- **Task brief**
Find out how many lines in the records have the string "caption" in them, and state only that number.

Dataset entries
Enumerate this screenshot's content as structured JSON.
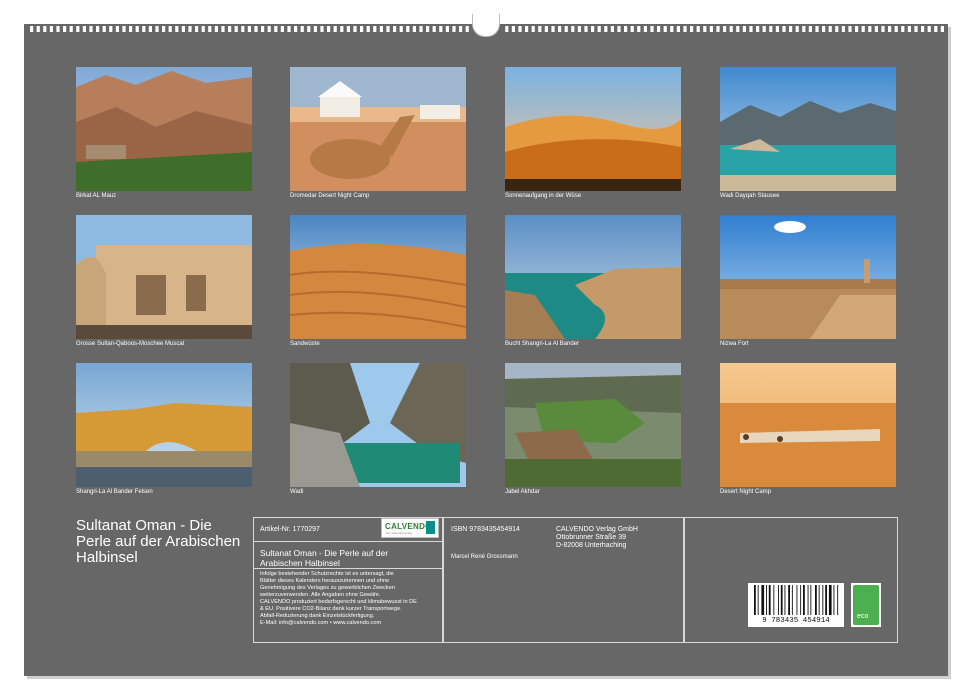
{
  "photos": [
    {
      "caption": "Birkat AL Mauz"
    },
    {
      "caption": "Dromedar Desert Night Camp"
    },
    {
      "caption": "Sonnenaufgang in der Wüse"
    },
    {
      "caption": "Wadi Dayqah Stausee"
    },
    {
      "caption": "Grosse Sultan-Qaboos-Moschee Muscat"
    },
    {
      "caption": "Sandwüste"
    },
    {
      "caption": "Bucht Shangri-La Al Bander"
    },
    {
      "caption": "Nizwa Fort"
    },
    {
      "caption": "Shangri-La Al Bander Felsen"
    },
    {
      "caption": "Wadi"
    },
    {
      "caption": "Jabel Akhdar"
    },
    {
      "caption": "Desert Night Camp"
    }
  ],
  "calendar": {
    "title": "Sultanat Oman - Die Perle auf der Arabischen Halbinsel",
    "article_no": "Artikel-Nr. 1770297",
    "product_title": "Sultanat Oman - Die Perle auf der Arabischen Halbinsel",
    "legal_text": [
      "Infolge bestehender Schutzrechte ist es untersagt, die",
      "Blätter dieses Kalenders herauszutrennen und ohne",
      "Genehmigung des Verlages zu gewerblichen Zwecken",
      "weiterzuverwenden. Alle Angaben ohne Gewähr.",
      "CALVENDO produziert bedarfsgerecht und klimabewusst in DE",
      "& EU. Positivere CO2-Bilanz dank kurzer Transportwege.",
      "Abfall-Reduzierung dank Einzelstückfertigung.",
      "E-Mail: info@calvendo.com • www.calvendo.com"
    ],
    "isbn": "ISBN 9783435454914",
    "author": "Marcel René Grossmann",
    "publisher_lines": [
      "CALVENDO Verlag GmbH",
      "Ottobrunner Straße 39",
      "D-82008 Unterhaching"
    ],
    "logo_text": "CALVENDO",
    "logo_sub": "Der Kalenderverlag",
    "barcode_number": "9 783435 454914",
    "eco_label": "eco"
  },
  "colors": {
    "background": "#676767",
    "text": "#ffffff"
  }
}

- **Problem solution**
12